⟨

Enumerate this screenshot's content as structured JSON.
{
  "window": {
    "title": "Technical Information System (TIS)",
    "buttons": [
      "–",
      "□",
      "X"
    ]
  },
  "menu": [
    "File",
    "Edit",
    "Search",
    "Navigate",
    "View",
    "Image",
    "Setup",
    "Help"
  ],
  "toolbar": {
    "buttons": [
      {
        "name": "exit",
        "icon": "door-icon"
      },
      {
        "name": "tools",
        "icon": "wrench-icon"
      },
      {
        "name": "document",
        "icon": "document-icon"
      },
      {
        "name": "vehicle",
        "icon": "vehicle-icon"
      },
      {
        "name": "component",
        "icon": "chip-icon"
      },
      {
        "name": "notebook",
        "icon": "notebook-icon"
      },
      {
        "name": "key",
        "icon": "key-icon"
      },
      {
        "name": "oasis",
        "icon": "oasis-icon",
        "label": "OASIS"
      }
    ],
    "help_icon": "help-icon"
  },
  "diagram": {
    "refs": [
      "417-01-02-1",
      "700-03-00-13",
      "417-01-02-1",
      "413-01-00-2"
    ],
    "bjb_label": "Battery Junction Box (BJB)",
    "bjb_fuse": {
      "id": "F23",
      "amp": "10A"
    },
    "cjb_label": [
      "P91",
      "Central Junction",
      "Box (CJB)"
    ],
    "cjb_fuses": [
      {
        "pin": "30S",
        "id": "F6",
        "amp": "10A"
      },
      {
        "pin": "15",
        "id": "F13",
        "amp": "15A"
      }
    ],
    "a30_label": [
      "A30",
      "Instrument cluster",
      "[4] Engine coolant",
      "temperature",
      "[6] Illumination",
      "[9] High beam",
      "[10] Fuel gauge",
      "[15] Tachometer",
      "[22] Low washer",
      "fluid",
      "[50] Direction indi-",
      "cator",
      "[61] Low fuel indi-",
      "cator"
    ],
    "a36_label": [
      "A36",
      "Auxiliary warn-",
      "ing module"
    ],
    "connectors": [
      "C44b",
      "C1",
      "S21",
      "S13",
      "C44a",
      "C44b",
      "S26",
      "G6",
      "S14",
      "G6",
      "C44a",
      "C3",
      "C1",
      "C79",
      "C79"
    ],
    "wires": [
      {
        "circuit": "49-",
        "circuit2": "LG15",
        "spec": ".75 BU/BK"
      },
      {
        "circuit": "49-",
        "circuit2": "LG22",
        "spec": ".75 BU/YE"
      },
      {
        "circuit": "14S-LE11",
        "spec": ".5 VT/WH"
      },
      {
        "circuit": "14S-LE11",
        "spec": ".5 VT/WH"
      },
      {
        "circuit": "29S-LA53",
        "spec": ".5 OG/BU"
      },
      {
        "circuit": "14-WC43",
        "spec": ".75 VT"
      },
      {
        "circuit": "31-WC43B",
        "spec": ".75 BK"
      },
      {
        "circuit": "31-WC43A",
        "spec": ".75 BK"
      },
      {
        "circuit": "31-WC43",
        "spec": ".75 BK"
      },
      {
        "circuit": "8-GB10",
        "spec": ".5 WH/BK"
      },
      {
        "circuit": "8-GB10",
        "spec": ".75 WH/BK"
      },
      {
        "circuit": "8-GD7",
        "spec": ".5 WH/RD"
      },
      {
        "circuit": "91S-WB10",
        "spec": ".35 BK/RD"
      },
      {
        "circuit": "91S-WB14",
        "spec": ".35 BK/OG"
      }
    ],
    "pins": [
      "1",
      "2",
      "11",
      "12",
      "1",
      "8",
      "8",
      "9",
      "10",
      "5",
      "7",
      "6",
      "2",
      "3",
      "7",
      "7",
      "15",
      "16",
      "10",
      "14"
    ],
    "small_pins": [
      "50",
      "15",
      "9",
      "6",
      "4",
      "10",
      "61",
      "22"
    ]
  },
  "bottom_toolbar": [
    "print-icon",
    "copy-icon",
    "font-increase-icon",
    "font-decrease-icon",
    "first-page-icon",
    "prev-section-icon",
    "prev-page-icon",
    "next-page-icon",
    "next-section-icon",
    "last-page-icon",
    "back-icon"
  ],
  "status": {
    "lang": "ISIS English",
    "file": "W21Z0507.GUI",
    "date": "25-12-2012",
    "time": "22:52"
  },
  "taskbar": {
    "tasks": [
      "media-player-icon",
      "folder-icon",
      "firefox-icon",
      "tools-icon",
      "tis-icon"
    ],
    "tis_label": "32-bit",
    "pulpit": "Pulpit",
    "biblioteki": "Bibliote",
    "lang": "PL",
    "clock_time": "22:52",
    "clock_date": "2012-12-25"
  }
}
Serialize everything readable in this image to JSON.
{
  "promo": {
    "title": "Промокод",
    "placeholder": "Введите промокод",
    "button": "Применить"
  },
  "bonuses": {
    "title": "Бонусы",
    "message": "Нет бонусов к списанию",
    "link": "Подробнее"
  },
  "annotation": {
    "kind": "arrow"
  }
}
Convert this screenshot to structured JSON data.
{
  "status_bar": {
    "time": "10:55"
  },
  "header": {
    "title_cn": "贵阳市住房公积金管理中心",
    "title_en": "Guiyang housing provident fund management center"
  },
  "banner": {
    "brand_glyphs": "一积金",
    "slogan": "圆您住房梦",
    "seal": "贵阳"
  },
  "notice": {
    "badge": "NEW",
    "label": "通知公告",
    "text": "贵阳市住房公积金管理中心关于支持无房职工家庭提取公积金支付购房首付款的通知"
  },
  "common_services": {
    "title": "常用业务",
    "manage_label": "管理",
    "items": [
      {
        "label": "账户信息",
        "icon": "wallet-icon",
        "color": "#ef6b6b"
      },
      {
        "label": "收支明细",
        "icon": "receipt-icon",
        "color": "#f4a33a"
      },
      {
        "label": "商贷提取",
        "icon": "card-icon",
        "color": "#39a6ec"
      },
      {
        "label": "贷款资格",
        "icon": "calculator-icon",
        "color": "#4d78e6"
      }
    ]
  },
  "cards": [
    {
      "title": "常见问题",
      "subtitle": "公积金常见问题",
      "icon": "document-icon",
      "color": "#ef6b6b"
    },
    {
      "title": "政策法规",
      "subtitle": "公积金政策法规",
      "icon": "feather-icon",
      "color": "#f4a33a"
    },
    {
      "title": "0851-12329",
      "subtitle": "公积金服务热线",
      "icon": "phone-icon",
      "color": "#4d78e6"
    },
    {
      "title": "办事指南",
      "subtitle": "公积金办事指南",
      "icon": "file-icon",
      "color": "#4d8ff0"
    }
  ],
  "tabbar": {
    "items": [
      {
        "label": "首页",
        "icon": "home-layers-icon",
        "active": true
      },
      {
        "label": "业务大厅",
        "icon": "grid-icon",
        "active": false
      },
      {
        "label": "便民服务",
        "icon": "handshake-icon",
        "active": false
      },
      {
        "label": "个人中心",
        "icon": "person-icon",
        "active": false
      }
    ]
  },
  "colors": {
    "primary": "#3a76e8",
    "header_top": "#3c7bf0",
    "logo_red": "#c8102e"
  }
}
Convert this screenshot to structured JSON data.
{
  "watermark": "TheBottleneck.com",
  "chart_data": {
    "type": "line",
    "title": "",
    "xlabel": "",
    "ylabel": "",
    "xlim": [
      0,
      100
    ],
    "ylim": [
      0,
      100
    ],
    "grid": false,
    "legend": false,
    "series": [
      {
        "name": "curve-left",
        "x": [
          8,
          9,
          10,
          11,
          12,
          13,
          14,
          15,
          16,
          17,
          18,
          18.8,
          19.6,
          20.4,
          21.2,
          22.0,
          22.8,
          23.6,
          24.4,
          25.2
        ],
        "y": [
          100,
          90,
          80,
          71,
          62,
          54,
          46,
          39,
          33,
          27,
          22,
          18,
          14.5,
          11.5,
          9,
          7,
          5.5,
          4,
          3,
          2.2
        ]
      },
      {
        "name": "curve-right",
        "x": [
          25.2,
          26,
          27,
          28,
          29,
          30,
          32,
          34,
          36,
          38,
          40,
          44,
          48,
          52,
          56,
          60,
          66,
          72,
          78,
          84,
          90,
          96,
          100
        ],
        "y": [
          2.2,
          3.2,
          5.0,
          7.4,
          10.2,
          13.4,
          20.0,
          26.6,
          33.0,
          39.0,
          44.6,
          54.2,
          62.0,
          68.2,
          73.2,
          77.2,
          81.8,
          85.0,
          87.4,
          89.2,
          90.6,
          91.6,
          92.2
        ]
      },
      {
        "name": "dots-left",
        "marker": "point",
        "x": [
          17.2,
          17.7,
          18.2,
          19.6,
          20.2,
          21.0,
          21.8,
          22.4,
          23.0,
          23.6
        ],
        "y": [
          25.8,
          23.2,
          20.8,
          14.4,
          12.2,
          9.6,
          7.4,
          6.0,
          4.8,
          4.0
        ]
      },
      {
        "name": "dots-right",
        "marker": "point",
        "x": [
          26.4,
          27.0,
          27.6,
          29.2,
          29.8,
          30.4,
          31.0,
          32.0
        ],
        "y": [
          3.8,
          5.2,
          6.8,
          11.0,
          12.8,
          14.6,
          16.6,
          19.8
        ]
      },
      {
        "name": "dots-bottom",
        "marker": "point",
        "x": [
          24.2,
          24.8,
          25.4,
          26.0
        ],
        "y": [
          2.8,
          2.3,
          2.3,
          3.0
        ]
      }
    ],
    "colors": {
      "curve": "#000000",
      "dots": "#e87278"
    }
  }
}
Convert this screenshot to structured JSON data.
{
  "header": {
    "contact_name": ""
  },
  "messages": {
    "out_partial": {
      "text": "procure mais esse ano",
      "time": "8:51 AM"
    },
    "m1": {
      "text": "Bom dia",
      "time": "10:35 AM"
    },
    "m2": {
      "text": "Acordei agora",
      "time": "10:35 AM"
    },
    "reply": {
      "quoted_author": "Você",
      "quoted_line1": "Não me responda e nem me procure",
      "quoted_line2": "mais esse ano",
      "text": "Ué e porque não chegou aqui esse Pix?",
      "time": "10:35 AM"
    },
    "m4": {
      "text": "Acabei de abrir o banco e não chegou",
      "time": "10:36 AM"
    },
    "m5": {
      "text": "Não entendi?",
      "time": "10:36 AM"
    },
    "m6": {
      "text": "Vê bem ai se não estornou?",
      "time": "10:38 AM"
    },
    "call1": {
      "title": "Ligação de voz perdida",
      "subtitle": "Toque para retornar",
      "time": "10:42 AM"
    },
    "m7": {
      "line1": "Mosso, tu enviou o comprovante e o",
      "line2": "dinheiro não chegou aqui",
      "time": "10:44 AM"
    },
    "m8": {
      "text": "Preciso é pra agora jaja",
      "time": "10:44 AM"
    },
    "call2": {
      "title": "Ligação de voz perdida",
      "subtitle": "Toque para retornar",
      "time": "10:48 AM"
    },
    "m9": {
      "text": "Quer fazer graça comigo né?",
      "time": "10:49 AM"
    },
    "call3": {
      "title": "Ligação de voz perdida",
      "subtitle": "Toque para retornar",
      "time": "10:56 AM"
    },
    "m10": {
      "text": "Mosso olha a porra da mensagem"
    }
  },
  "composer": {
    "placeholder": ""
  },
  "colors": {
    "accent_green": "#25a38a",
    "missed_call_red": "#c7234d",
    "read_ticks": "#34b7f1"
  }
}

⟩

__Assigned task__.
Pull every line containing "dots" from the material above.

__Answer section__.
        "name": "dots-left",
        "name": "dots-right",
        "name": "dots-bottom",
      "dots": "#e87278"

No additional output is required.